But nothing compares to being diagnosed with a cyst on my brain. It was 1998 and the worst year of my life, because I’d lost my fiancee to cancer earlier in the year and then at the end of the year I suffered loads of migraines and memory loss.

Doctors scanned me and told me I had a shadow on my brain. After what had happened to her (my fiancee), I was convinced I was going to die. In the end, it wasn’t a tumour but a benign arachnoid cyst, and emergency surgery successfully drained it.

Weirdly, the operation had an amazing beneficial effect on my hair. I’d suffered alopecia since the age of eight and always been bald, but after that my hair grew.

How do you look after your health?

I was a Northern carbohydrate monster who was morbidly obese six years ago and weighed over 18 stone. Si and I were warned we were morbidly obese and heading for an early grave, so our weight loss definitely saved our lives.

I’m 6ft, now around 15 stone and aim to drop to 14 stone. I cycle, jog, and eat as healthily as possible. I’d never have managed to take part in Strictly Come Dancing in 2013 if I hadn’t got healthy.

I am a terrible worrier, partly because I lost my parents early, which leaves you feeling very vulnerable.

My wife, Lili, who I met in Romania in 2005 when we were filming a TV series and married in 2011, is brilliant about it. She encourages me to relax and take holidays, which helps. I give myself a severe talking to when I start worrying nowadays, because I look back and think I’ve wasted years worrying about things that have never happened.

I also find it hard to do nothing and sometimes struggle to sleep.

Dave Myers is working with Specsavers and RNIB this National Eye Health Week (September 24-30) to help raise awareness of the importance of regular eye tests.

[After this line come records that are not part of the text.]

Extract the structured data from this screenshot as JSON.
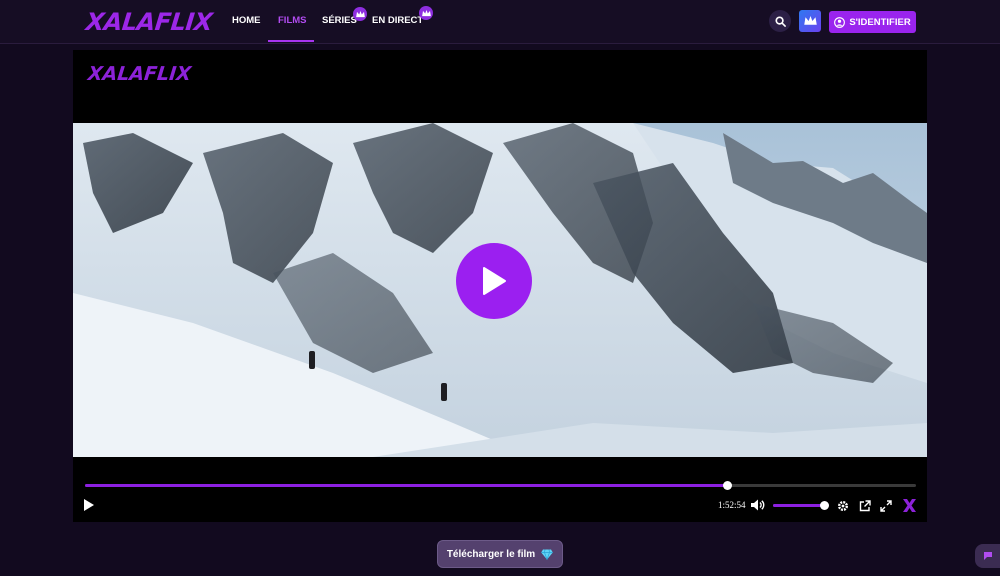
{
  "brand": {
    "name": "XALAFLIX",
    "accent": "#9b1ff0"
  },
  "nav": {
    "items": [
      {
        "label": "HOME",
        "active": false
      },
      {
        "label": "FILMS",
        "active": true
      },
      {
        "label": "SÉRIES",
        "active": false,
        "premium": true
      },
      {
        "label": "EN DIRECT",
        "active": false,
        "premium": true
      }
    ]
  },
  "header_actions": {
    "search_icon": "search-icon",
    "premium_icon": "crown-icon",
    "signin_label": "S'IDENTIFIER"
  },
  "player": {
    "logo": "XALAFLIX",
    "time_display": "1:52:54",
    "progress_fraction": 0.772,
    "volume_fraction": 0.98
  },
  "download": {
    "label": "Télécharger le film",
    "icon": "diamond-icon"
  }
}
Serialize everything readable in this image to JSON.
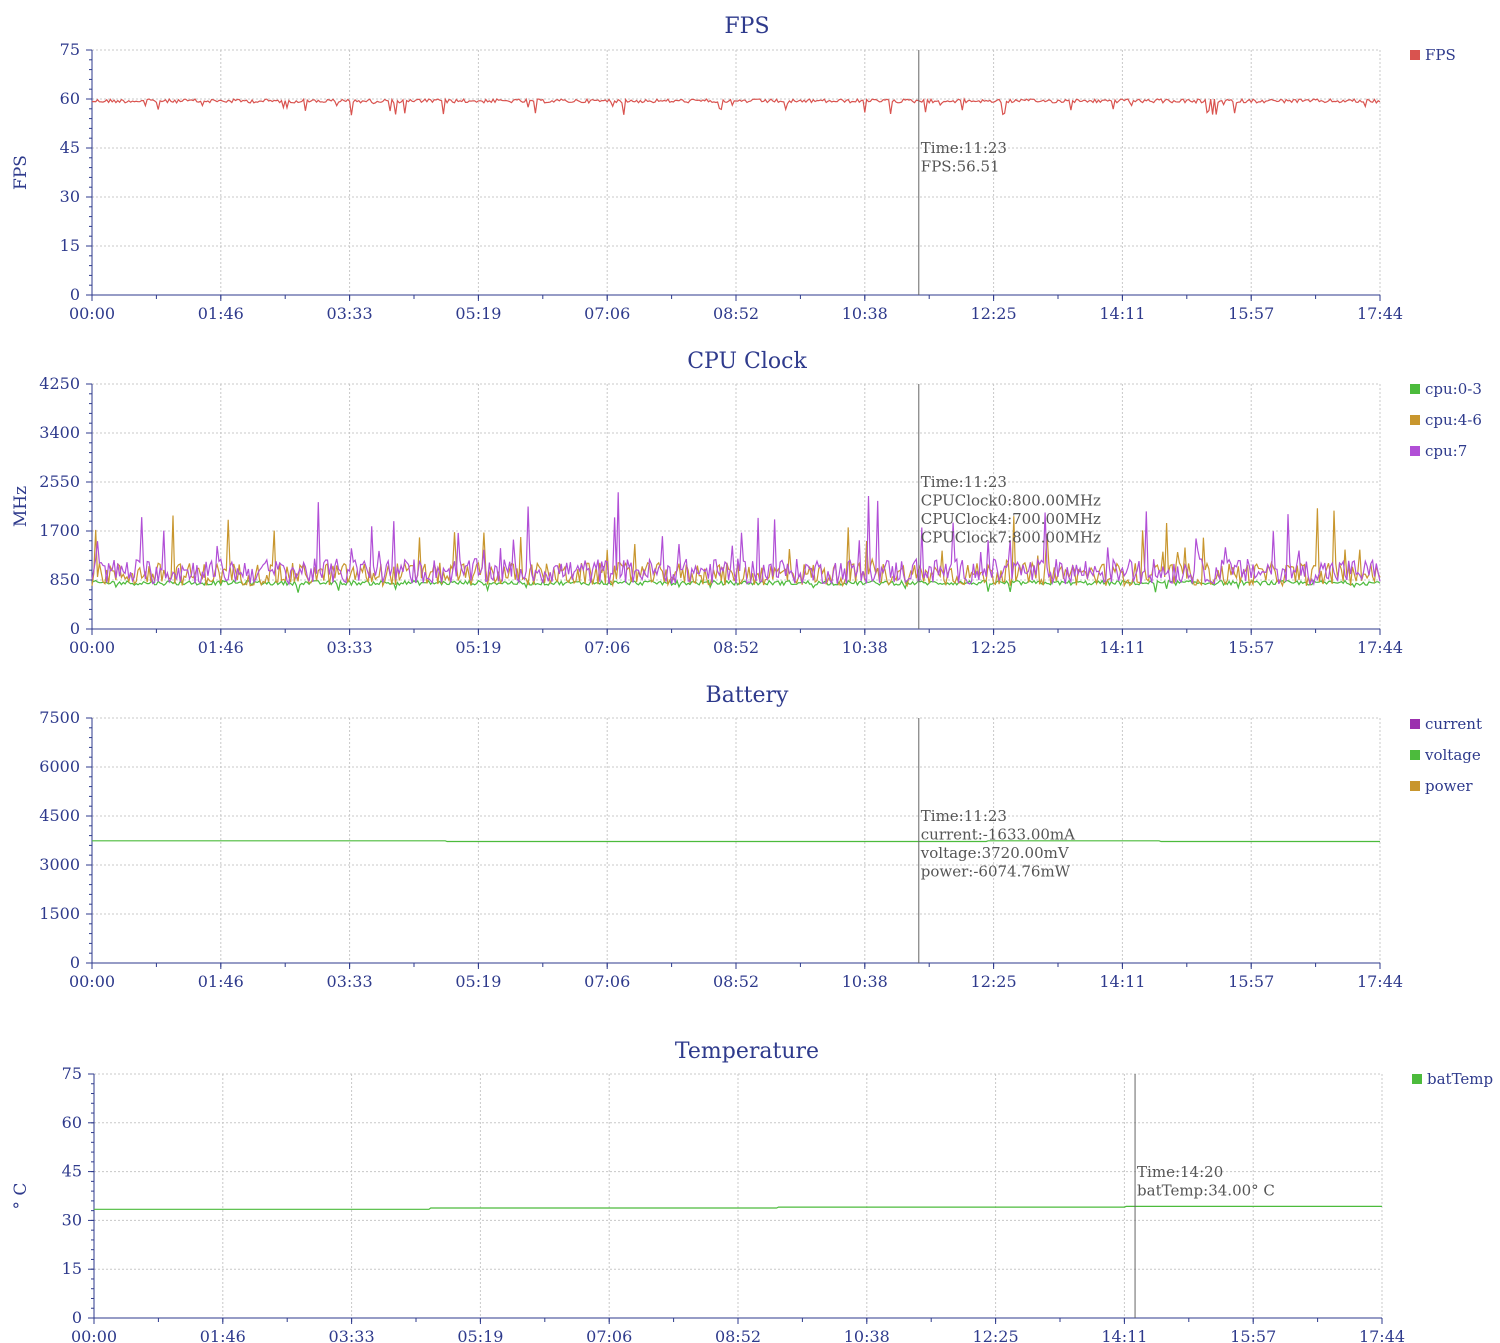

For more information, visit Specsavers.co.uk


Top Videos



Privacy